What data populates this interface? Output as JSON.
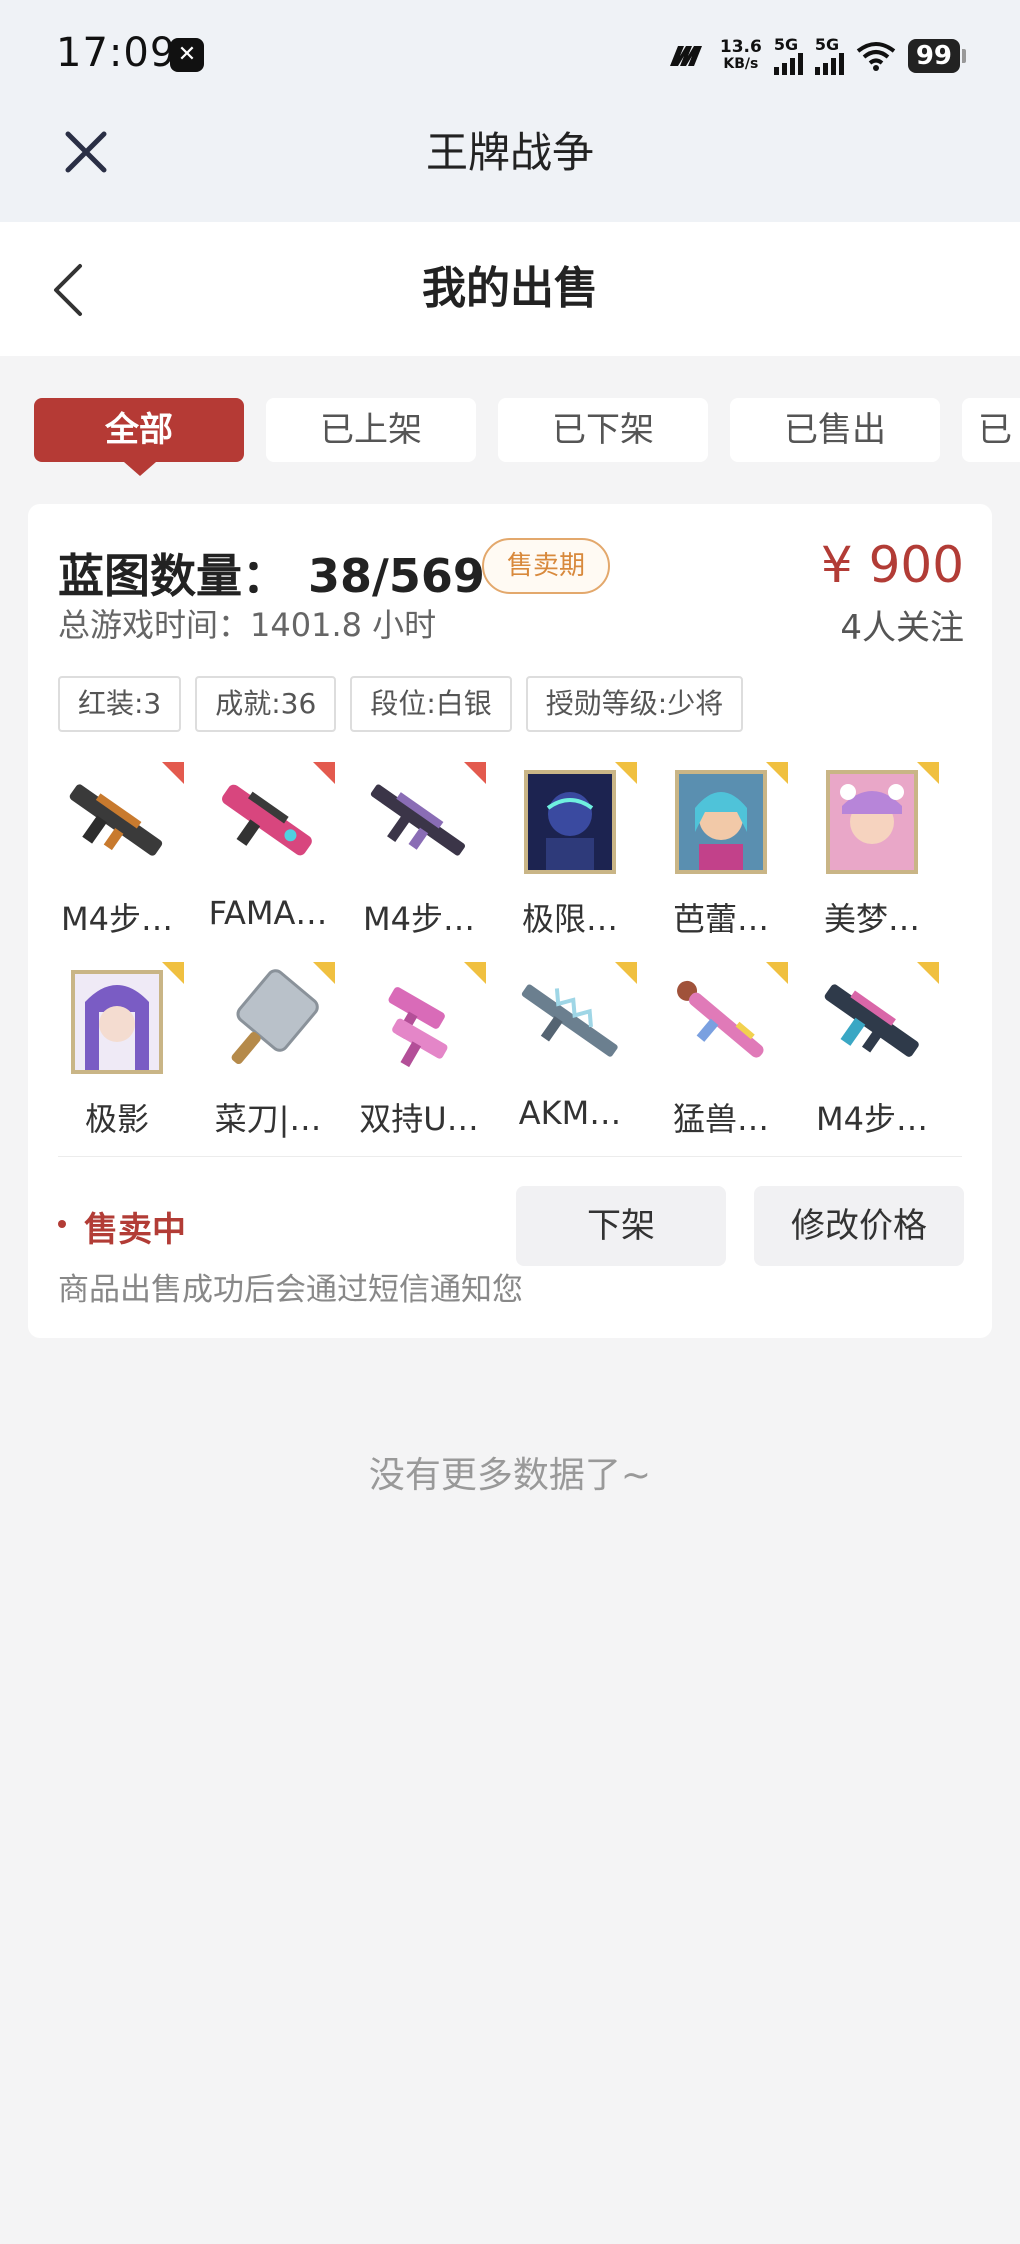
{
  "status_bar": {
    "time": "17:09",
    "net_speed_value": "13.6",
    "net_speed_unit": "KB/s",
    "sim1_label": "5G",
    "sim2_label": "5G",
    "battery": "99"
  },
  "top_bar": {
    "title": "王牌战争"
  },
  "nav": {
    "title": "我的出售"
  },
  "tabs": [
    {
      "label": "全部",
      "active": true
    },
    {
      "label": "已上架"
    },
    {
      "label": "已下架"
    },
    {
      "label": "已售出"
    },
    {
      "label": "已"
    }
  ],
  "listing": {
    "blueprint_label": "蓝图数量：",
    "blueprint_count": "38/569",
    "status_badge": "售卖期",
    "price": "¥ 900",
    "followers": "4人关注",
    "playtime": "总游戏时间：1401.8 小时",
    "tags": [
      "红装:3",
      "成就:36",
      "段位:白银",
      "授勋等级:少将"
    ],
    "items": [
      {
        "name": "M4步…",
        "icon": "rifle-icon",
        "rarity": "red"
      },
      {
        "name": "FAMA…",
        "icon": "rifle-icon",
        "rarity": "red"
      },
      {
        "name": "M4步…",
        "icon": "rifle-icon",
        "rarity": "red"
      },
      {
        "name": "极限…",
        "icon": "character-portrait-icon",
        "rarity": "gold"
      },
      {
        "name": "芭蕾…",
        "icon": "character-portrait-icon",
        "rarity": "gold"
      },
      {
        "name": "美梦…",
        "icon": "character-portrait-icon",
        "rarity": "gold"
      },
      {
        "name": "极影",
        "icon": "character-portrait-icon",
        "rarity": "gold"
      },
      {
        "name": "菜刀|…",
        "icon": "cleaver-icon",
        "rarity": "gold"
      },
      {
        "name": "双持U…",
        "icon": "smg-icon",
        "rarity": "gold"
      },
      {
        "name": "AKM…",
        "icon": "rifle-icon",
        "rarity": "gold"
      },
      {
        "name": "猛兽…",
        "icon": "launcher-icon",
        "rarity": "gold"
      },
      {
        "name": "M4步…",
        "icon": "rifle-icon",
        "rarity": "gold"
      }
    ],
    "sale_status": "售卖中",
    "notice": "商品出售成功后会通过短信通知您",
    "unlist_button": "下架",
    "edit_price_button": "修改价格"
  },
  "footer": {
    "no_more": "没有更多数据了~"
  },
  "colors": {
    "accent": "#b53a35",
    "price": "#b23c36",
    "badge": "#d8893c"
  }
}
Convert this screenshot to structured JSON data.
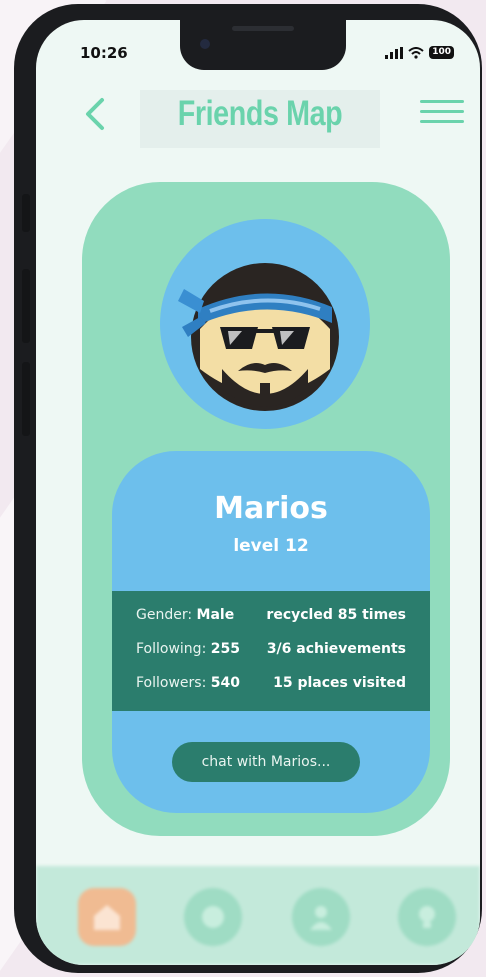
{
  "status_bar": {
    "time": "10:26",
    "battery": "100"
  },
  "header": {
    "title": "Friends Map"
  },
  "profile": {
    "name": "Marios",
    "level": "level 12",
    "stats": [
      {
        "key": "Gender: ",
        "value": "Male",
        "right": "recycled 85 times"
      },
      {
        "key": "Following: ",
        "value": "255",
        "right": "3/6 achievements"
      },
      {
        "key": "Followers: ",
        "value": "540",
        "right": "15 places visited"
      }
    ],
    "chat_button": "chat with Marios..."
  },
  "tabs": [
    {
      "icon": "home-icon"
    },
    {
      "icon": "map-icon"
    },
    {
      "icon": "profile-icon"
    },
    {
      "icon": "lightbulb-icon"
    }
  ],
  "colors": {
    "accent": "#6ad3ac",
    "card_outer": "#91dcbe",
    "card_inner": "#6dbfec",
    "stats_band": "#2b7d6d",
    "home_tab": "#f0bb92"
  }
}
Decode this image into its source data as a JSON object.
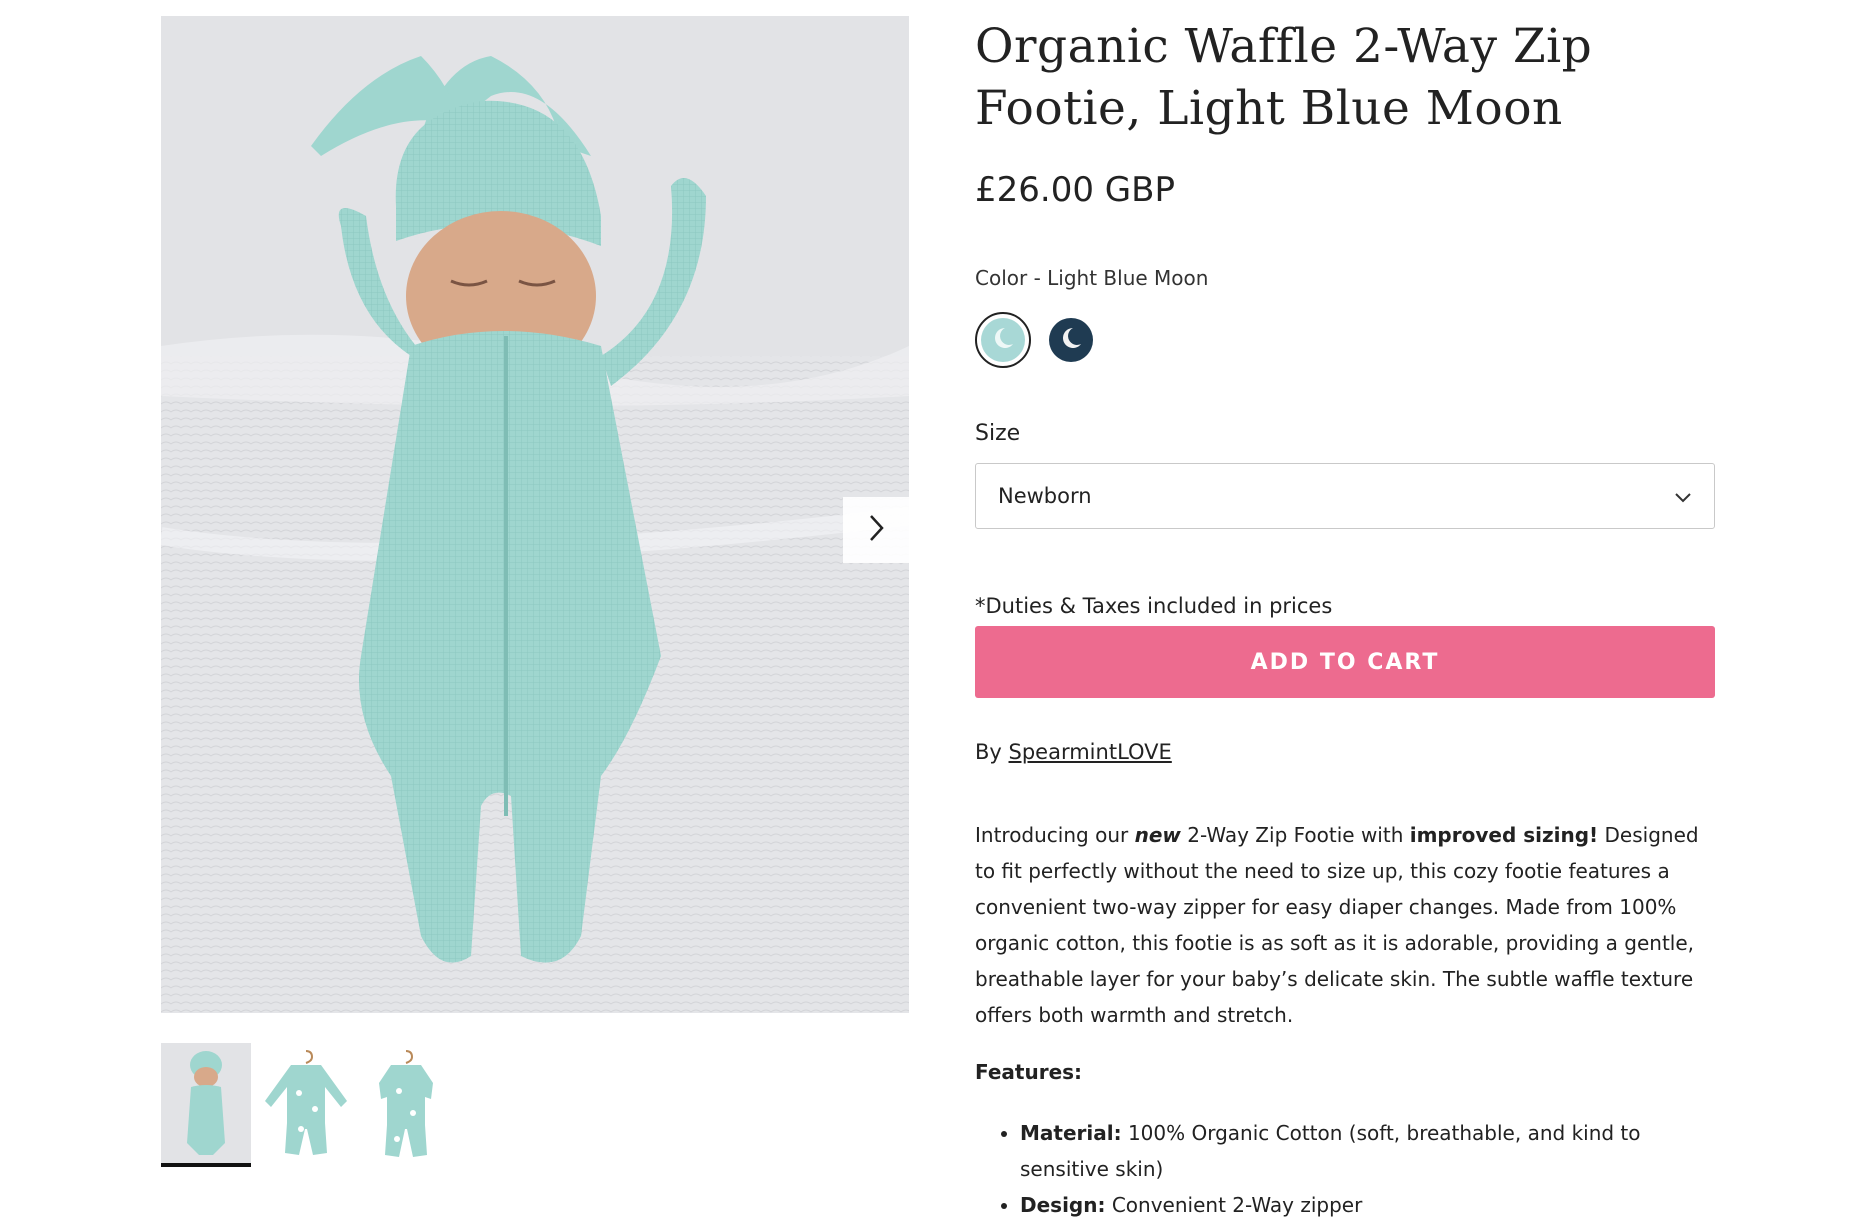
{
  "product": {
    "title": "Organic Waffle 2-Way Zip Footie, Light Blue Moon",
    "price": "£26.00 GBP",
    "color_label": "Color - Light Blue Moon",
    "size_label": "Size",
    "size_selected": "Newborn",
    "duties_note": "*Duties & Taxes included in prices",
    "add_to_cart": "ADD TO CART",
    "vendor_prefix": "By ",
    "vendor_name": "SpearmintLOVE",
    "description": {
      "intro": "Introducing our ",
      "new": "new",
      "mid": " 2-Way Zip Footie with ",
      "improved": "improved sizing!",
      "rest": " Designed to fit perfectly without the need to size up, this cozy footie features a convenient two-way zipper for easy diaper changes. Made from 100% organic cotton, this footie is as soft as it is adorable, providing a gentle, breathable layer for your baby’s delicate skin. The subtle waffle texture offers both warmth and stretch."
    },
    "features_heading": "Features:",
    "features": [
      {
        "label": "Material:",
        "text": " 100% Organic Cotton (soft, breathable, and kind to sensitive skin)"
      },
      {
        "label": "Design:",
        "text": " Convenient 2-Way zipper"
      }
    ]
  },
  "swatches": [
    {
      "name": "Light Blue Moon",
      "color": "#a8d8d6",
      "selected": true
    },
    {
      "name": "Navy Moon",
      "color": "#1f3b52",
      "selected": false
    }
  ],
  "colors": {
    "accent": "#ed6b8f",
    "footie": "#9fd6cf"
  },
  "icons": {
    "next": "chevron-right-icon",
    "select": "chevron-down-icon"
  }
}
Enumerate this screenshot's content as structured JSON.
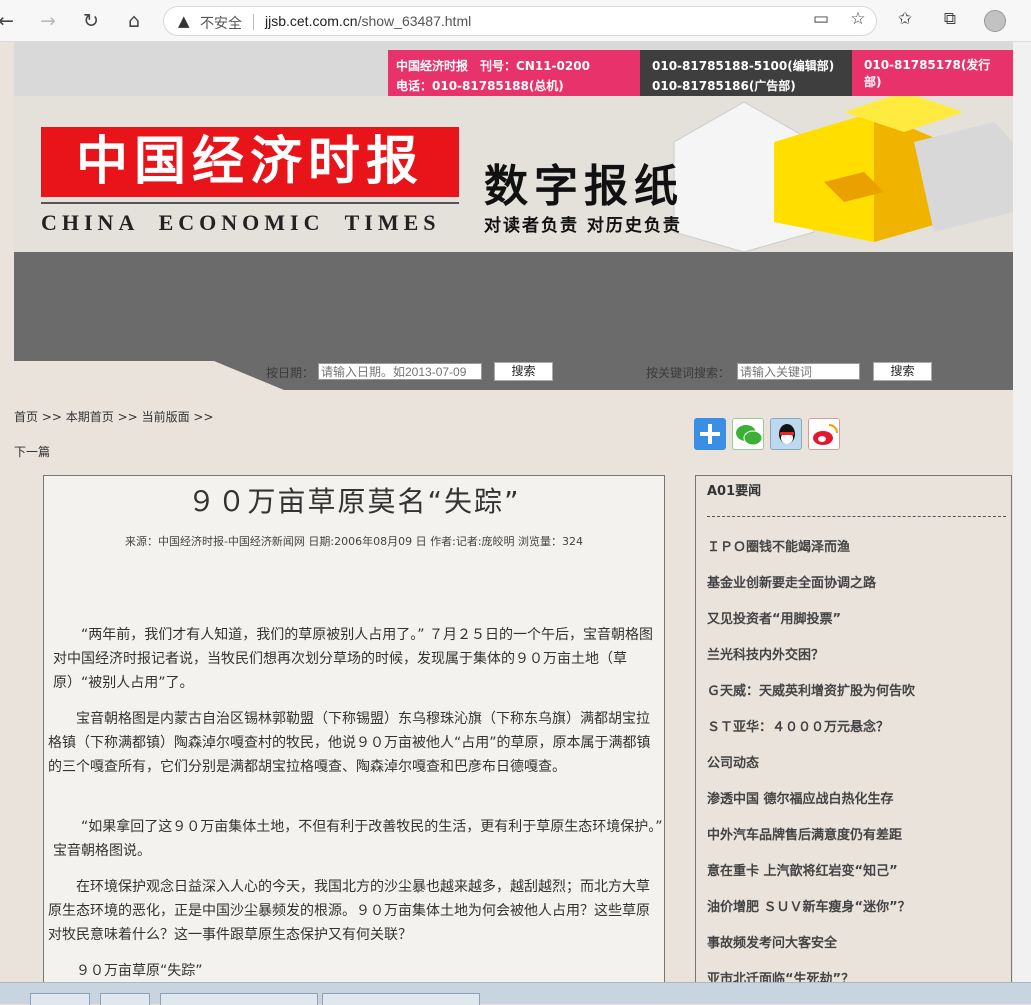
{
  "browser": {
    "insecure_label": "不安全",
    "url_host": "jjsb.cet.com.cn",
    "url_path": "/show_63487.html",
    "icons": [
      "back-icon",
      "forward-icon",
      "reload-icon",
      "home-icon",
      "warning-icon",
      "reader-icon",
      "add-favorite-icon",
      "favorites-icon",
      "collections-icon",
      "profile-icon"
    ]
  },
  "banner": {
    "line1_left": "中国经济时报　刊号：CN11-0200",
    "line2_left": "电话：010-81785188(总机)",
    "line1_mid": "010-81785188-5100(编辑部)",
    "line2_mid": "010-81785186(广告部)",
    "line1_right": "010-81785178(发行部)",
    "logo_cn": "中国经济时报",
    "logo_en": "CHINA ECONOMIC TIMES",
    "digital_title": "数字报纸",
    "slogan": "对读者负责 对历史负责"
  },
  "search": {
    "date_label": "按日期：",
    "date_placeholder": "请输入日期。如2013-07-09",
    "date_button": "搜索",
    "keyword_label": "按关键词搜索：",
    "keyword_placeholder": "请输入关键词",
    "keyword_button": "搜索"
  },
  "breadcrumb": {
    "home": "首页",
    "issue": "本期首页",
    "page": "当前版面",
    "sep": ">>",
    "next": "下一篇"
  },
  "share": {
    "icons": [
      "share-plus-icon",
      "wechat-icon",
      "qq-icon",
      "weibo-icon"
    ]
  },
  "article": {
    "title": "９０万亩草原莫名“失踪”",
    "meta": "来源：中国经济时报-中国经济新闻网  日期:2006年08月09 日 作者:记者:庞皎明  浏览量：324",
    "paragraphs": [
      "“两年前，我们才有人知道，我们的草原被别人占用了。” ７月２５日的一个午后，宝音朝格图对中国经济时报记者说，当牧民们想再次划分草场的时候，发现属于集体的９０万亩土地（草原）“被别人占用”了。",
      "宝音朝格图是内蒙古自治区锡林郭勒盟（下称锡盟）东乌穆珠沁旗（下称东乌旗）满都胡宝拉格镇（下称满都镇）陶森淖尔嘎查村的牧民，他说９０万亩被他人“占用”的草原，原本属于满都镇的三个嘎查所有，它们分别是满都胡宝拉格嘎查、陶森淖尔嘎查和巴彦布日德嘎查。",
      "“如果拿回了这９０万亩集体土地，不但有利于改善牧民的生活，更有利于草原生态环境保护。” 宝音朝格图说。",
      "在环境保护观念日益深入人心的今天，我国北方的沙尘暴也越来越多，越刮越烈；而北方大草原生态环境的恶化，正是中国沙尘暴频发的根源。９０万亩集体土地为何会被他人占用？这些草原对牧民意味着什么？这一事件跟草原生态保护又有何关联？",
      "９０万亩草原“失踪”"
    ]
  },
  "sidebar": {
    "heading": "A01要闻",
    "items": [
      "ＩＰＯ圈钱不能竭泽而渔",
      "基金业创新要走全面协调之路",
      "又见投资者“用脚投票”",
      "兰光科技内外交困？",
      "Ｇ天威：天威英利增资扩股为何告吹",
      "ＳＴ亚华：４０００万元悬念？",
      "公司动态",
      "渗透中国 德尔福应战白热化生存",
      "中外汽车品牌售后满意度仍有差距",
      "意在重卡 上汽歆将红岩变“知己”",
      "油价增肥 ＳＵＶ新车瘦身“迷你”？",
      "事故频发考问大客安全",
      "亚市北迁面临“生死劫”？"
    ]
  },
  "colors": {
    "brand_red": "#e8141a",
    "pink": "#e8326c",
    "gray_band": "#6b6b6b",
    "page_bg": "#e9e3dc"
  }
}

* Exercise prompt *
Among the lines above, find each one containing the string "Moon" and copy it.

* Response for this exercise *
    "title": "Organic Waffle 2-Way Zip Footie, Light Blue Moon",
    "color_label": "Color - Light Blue Moon",
      "name": "Light Blue Moon",
      "name": "Navy Moon",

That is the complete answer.